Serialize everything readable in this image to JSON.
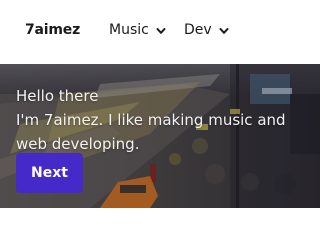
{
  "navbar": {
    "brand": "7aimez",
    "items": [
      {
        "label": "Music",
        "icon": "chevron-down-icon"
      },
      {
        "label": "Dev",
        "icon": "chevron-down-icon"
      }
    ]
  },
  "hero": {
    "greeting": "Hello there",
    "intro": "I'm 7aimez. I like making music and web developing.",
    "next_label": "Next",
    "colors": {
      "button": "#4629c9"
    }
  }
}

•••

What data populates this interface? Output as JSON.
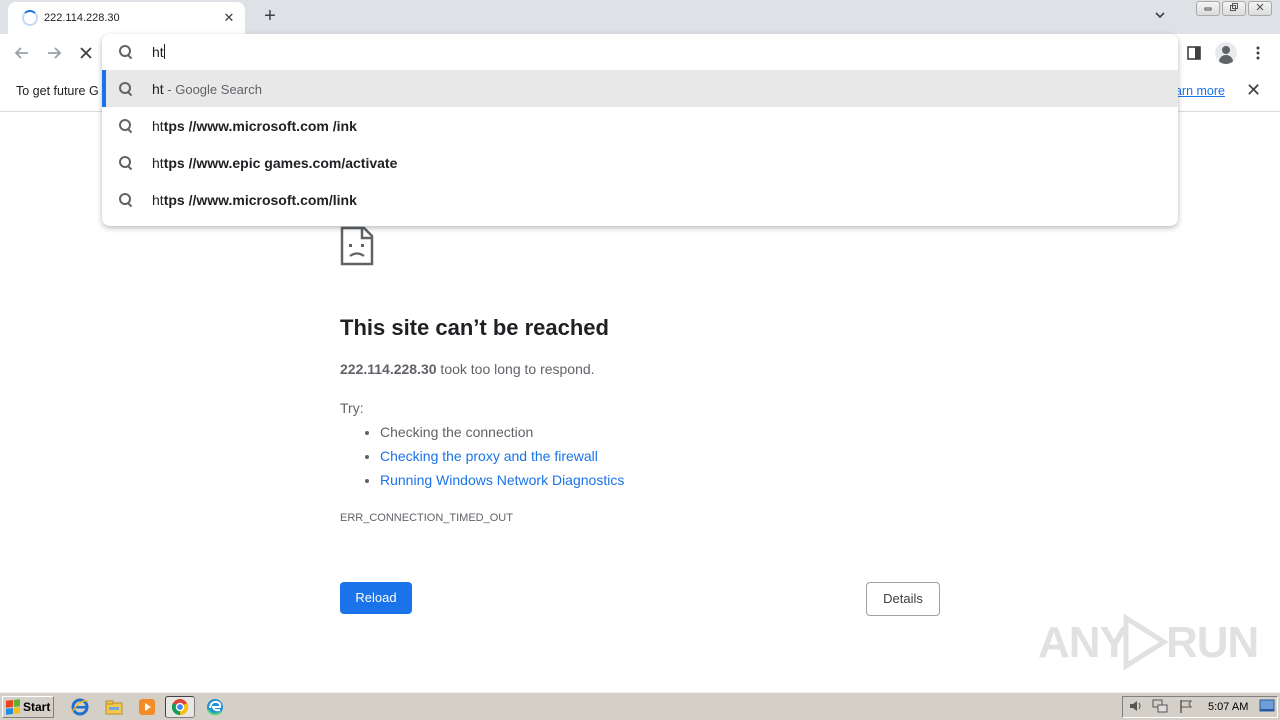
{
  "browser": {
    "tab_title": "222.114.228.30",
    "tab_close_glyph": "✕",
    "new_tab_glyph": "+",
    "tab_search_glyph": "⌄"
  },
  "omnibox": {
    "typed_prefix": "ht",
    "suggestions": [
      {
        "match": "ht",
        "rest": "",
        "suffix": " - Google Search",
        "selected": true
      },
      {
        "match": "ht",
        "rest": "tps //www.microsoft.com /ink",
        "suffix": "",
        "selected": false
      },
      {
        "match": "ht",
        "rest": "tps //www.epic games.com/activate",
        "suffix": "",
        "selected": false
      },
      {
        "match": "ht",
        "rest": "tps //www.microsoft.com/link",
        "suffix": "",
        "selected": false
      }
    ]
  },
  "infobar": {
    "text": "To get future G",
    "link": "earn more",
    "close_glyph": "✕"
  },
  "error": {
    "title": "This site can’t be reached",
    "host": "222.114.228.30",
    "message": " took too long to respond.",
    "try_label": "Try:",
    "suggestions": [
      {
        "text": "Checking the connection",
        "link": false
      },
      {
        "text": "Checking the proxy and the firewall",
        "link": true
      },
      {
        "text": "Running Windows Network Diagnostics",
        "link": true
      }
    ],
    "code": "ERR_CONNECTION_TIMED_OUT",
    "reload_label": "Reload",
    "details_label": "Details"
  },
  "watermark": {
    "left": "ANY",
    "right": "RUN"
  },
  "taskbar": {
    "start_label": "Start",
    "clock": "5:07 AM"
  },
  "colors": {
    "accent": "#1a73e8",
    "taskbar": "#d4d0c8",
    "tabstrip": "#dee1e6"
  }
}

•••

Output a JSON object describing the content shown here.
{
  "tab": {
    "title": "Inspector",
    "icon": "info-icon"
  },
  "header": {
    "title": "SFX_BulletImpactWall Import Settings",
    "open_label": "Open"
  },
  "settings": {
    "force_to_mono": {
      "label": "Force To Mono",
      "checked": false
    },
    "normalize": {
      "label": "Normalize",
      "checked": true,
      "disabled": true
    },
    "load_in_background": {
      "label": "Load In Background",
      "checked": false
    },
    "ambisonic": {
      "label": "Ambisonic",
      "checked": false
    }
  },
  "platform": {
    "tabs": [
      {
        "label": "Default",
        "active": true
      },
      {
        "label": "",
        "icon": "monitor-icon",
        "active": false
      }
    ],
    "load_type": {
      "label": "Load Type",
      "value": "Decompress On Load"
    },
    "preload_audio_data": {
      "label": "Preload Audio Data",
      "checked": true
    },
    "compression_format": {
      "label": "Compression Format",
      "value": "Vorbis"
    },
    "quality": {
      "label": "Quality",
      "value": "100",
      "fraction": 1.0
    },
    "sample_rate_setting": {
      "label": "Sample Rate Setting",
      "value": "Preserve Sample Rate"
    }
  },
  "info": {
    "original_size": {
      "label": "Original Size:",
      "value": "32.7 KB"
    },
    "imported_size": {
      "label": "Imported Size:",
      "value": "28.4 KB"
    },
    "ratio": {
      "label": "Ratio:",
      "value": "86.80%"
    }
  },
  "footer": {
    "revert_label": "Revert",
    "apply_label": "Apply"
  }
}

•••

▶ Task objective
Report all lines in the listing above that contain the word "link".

▶ Result below
        "rest": "tps //www.microsoft.com/link",
    "link": "earn more",
        "link": false
        "link": true
        "link": true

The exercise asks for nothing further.